- Opening Delimiter -

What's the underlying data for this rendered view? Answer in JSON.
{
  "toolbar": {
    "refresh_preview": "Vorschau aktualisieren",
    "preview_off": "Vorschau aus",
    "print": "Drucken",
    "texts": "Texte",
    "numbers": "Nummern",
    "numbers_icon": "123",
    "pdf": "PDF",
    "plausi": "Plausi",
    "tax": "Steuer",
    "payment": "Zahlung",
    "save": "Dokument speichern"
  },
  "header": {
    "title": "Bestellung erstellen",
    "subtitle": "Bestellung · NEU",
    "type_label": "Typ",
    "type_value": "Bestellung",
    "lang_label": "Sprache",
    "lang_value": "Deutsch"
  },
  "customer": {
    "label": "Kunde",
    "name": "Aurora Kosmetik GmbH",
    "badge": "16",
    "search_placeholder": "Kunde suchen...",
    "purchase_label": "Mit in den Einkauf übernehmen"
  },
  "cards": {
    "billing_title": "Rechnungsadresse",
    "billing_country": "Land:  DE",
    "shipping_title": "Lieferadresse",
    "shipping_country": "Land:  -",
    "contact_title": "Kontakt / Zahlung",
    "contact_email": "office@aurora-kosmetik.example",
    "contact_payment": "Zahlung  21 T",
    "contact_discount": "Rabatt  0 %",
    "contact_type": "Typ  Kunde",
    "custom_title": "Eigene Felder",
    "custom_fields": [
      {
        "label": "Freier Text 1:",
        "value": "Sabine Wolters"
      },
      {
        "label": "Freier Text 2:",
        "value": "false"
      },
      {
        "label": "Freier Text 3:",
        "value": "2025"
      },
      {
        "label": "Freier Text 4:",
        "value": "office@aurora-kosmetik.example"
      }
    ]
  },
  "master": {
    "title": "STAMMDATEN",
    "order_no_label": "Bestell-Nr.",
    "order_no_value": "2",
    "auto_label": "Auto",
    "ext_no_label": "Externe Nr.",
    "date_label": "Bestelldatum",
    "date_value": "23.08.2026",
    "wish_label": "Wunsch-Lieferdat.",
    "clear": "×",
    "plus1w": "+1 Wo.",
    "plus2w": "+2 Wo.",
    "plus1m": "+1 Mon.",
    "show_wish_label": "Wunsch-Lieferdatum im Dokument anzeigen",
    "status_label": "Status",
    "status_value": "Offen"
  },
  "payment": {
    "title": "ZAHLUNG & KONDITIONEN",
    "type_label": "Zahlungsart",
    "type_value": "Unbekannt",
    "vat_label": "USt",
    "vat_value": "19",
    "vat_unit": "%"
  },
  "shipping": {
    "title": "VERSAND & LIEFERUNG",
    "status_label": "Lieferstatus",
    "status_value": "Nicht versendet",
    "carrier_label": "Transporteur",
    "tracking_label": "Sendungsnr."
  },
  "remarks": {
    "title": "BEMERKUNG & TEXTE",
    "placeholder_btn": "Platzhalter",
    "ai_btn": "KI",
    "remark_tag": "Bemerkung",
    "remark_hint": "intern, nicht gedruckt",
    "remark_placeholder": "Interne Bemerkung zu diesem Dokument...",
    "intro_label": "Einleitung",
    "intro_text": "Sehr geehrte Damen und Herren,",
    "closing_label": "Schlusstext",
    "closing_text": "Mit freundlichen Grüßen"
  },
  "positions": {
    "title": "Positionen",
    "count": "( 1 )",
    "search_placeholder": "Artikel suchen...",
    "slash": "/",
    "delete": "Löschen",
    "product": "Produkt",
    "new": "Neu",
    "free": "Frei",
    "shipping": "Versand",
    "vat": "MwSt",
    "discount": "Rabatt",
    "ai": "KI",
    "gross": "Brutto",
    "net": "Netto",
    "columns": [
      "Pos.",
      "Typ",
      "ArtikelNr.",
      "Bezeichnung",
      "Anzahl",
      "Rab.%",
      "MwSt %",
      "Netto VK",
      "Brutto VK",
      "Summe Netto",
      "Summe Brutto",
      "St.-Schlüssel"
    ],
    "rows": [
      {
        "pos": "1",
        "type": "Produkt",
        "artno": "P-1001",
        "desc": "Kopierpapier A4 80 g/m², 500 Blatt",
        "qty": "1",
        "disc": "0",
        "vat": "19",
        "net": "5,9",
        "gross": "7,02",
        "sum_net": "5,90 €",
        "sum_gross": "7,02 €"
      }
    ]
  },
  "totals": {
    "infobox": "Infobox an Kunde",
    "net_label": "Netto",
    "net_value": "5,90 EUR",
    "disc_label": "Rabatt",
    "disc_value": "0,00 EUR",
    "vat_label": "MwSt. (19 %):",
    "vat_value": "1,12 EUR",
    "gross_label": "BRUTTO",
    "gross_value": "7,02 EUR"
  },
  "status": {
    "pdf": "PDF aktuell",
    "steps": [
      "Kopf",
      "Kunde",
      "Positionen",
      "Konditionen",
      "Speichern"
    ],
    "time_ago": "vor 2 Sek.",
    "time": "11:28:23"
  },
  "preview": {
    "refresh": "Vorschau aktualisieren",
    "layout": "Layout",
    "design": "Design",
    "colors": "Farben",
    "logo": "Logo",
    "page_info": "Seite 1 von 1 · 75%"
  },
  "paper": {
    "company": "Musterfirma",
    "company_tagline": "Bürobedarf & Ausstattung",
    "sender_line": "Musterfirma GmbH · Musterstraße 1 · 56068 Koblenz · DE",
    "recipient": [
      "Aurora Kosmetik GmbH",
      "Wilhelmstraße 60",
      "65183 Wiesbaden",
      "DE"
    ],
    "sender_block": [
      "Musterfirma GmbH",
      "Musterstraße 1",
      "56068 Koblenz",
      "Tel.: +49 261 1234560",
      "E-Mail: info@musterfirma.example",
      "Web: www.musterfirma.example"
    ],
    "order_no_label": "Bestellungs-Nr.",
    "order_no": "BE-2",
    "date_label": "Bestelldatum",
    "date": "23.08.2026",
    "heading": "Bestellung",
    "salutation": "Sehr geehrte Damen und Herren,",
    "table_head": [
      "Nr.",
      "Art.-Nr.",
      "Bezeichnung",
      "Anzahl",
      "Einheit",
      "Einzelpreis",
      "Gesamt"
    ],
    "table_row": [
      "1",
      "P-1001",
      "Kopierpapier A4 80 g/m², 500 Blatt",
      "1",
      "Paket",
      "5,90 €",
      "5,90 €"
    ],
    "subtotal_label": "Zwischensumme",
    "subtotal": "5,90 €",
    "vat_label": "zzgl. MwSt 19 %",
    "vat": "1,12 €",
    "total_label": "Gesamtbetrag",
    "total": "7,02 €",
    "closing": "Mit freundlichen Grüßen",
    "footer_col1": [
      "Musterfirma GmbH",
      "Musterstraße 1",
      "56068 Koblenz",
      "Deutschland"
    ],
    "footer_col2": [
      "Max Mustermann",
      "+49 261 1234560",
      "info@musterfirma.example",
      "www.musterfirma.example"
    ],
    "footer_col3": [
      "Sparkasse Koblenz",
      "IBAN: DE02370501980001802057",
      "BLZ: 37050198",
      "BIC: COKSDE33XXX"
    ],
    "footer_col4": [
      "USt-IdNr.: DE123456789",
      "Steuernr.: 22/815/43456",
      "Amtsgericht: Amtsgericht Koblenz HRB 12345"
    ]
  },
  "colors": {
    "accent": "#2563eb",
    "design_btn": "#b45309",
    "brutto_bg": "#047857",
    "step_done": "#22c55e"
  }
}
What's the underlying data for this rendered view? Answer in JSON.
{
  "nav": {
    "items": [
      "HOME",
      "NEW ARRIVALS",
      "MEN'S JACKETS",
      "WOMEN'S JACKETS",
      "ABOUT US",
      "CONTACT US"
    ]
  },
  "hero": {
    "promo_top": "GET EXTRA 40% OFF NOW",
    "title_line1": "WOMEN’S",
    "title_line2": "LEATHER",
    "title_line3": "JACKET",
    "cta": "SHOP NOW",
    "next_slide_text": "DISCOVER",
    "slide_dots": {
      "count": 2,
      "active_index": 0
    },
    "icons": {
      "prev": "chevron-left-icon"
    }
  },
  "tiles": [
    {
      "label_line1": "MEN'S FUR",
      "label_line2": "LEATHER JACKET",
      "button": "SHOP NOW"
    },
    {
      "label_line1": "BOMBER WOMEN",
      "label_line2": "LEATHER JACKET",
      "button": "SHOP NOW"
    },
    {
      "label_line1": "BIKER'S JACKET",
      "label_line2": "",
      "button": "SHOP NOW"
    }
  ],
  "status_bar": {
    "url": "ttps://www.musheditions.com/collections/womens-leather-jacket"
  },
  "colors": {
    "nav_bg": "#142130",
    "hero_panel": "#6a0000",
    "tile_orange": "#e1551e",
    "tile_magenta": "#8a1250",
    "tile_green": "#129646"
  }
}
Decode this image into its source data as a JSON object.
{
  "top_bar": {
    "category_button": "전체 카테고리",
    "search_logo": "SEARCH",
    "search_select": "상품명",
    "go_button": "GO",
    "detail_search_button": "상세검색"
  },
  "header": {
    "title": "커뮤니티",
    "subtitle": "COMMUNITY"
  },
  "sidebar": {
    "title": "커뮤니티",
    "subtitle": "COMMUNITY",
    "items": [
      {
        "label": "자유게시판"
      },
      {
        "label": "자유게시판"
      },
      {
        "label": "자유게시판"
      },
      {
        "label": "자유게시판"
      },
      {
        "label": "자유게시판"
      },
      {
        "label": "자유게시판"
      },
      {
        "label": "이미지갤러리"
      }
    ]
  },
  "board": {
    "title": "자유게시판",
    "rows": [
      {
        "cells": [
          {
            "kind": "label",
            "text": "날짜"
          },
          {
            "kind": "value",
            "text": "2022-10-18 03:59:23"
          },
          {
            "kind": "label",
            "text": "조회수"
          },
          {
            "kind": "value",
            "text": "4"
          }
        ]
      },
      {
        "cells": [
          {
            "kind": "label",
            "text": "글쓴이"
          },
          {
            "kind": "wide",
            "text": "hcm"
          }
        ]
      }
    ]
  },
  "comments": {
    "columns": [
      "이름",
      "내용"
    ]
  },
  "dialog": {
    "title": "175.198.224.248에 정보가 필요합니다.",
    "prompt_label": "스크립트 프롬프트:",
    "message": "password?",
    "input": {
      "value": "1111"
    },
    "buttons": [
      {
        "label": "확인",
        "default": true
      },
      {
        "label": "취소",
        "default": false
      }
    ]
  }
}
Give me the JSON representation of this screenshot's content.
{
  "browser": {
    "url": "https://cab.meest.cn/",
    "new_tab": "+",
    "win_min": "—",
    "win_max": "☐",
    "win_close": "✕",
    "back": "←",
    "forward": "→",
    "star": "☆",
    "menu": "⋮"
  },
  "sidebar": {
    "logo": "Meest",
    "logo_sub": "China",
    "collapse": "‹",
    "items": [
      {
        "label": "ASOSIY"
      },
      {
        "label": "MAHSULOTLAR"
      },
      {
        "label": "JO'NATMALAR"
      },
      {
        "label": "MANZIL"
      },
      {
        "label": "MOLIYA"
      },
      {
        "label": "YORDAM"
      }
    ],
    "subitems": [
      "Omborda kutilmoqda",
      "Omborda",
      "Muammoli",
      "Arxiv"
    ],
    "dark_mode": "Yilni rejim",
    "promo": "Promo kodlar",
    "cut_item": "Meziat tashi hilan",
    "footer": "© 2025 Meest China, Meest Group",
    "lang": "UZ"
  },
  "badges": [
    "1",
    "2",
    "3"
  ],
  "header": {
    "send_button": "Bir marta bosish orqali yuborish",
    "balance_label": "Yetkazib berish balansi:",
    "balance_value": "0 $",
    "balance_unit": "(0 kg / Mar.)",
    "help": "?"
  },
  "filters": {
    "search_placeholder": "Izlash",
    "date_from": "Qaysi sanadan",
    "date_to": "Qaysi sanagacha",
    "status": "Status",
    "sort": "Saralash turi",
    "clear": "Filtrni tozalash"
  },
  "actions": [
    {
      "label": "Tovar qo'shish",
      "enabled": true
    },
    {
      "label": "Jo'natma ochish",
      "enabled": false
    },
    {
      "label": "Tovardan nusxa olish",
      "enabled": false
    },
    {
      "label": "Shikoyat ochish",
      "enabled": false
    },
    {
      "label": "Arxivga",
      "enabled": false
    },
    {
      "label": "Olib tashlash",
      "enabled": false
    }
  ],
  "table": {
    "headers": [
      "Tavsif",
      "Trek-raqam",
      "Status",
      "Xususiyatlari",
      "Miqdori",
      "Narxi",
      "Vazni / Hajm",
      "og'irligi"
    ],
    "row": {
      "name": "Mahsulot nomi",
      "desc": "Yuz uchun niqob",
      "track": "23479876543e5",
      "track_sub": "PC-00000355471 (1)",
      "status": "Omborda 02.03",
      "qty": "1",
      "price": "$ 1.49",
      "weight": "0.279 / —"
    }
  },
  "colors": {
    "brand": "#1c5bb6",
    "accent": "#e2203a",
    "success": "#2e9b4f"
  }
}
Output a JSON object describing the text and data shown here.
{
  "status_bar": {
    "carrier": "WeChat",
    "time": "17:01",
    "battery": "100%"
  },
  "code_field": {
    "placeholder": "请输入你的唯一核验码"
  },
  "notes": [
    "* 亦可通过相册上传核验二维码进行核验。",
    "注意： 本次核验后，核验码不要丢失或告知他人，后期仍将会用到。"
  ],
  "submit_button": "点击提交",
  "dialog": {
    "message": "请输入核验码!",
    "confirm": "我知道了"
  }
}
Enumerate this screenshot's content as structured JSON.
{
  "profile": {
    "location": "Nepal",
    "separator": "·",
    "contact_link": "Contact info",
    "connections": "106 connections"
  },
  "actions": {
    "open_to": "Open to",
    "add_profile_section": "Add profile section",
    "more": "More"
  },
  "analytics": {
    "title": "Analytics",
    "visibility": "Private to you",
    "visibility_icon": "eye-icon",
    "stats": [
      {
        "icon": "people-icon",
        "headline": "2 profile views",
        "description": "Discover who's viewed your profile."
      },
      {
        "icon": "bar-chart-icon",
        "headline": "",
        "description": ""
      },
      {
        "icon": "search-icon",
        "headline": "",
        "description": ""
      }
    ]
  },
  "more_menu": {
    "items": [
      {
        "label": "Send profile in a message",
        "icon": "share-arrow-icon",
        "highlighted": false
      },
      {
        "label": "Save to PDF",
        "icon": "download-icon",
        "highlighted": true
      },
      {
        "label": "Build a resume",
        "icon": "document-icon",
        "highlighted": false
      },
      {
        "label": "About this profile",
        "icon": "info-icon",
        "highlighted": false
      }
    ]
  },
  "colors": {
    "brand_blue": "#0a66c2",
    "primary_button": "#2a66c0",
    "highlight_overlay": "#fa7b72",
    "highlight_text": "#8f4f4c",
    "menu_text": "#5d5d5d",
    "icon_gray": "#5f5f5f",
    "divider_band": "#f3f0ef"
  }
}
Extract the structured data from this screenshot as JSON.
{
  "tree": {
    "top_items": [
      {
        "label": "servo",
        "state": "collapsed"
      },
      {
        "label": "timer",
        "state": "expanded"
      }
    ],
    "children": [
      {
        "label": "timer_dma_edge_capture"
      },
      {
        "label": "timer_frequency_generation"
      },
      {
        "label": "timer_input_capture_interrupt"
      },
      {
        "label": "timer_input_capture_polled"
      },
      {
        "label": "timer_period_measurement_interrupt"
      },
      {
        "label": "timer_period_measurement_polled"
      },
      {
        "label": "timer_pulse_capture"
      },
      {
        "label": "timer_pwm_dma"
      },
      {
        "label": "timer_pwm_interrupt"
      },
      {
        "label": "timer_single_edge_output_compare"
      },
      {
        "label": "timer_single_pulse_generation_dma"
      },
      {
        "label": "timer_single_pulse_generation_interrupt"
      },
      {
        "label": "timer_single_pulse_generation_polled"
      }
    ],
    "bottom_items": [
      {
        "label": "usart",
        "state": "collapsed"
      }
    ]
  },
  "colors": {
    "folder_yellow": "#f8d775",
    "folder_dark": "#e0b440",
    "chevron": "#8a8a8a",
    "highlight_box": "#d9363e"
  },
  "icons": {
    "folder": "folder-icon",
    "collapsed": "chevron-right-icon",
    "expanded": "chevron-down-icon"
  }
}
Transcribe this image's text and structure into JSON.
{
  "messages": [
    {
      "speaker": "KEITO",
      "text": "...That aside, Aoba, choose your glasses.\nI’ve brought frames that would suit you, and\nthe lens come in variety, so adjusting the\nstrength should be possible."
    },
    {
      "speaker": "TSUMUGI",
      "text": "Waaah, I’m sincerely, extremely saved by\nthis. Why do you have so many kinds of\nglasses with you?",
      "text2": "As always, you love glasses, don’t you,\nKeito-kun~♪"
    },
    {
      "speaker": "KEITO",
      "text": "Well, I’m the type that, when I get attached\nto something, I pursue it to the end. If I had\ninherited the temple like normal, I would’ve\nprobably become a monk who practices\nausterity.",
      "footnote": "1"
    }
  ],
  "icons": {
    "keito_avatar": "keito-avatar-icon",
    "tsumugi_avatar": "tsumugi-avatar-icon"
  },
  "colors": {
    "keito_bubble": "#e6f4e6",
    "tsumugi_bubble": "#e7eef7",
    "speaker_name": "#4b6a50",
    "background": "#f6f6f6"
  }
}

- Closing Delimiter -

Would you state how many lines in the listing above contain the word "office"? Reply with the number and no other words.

◆ Finished exercise
2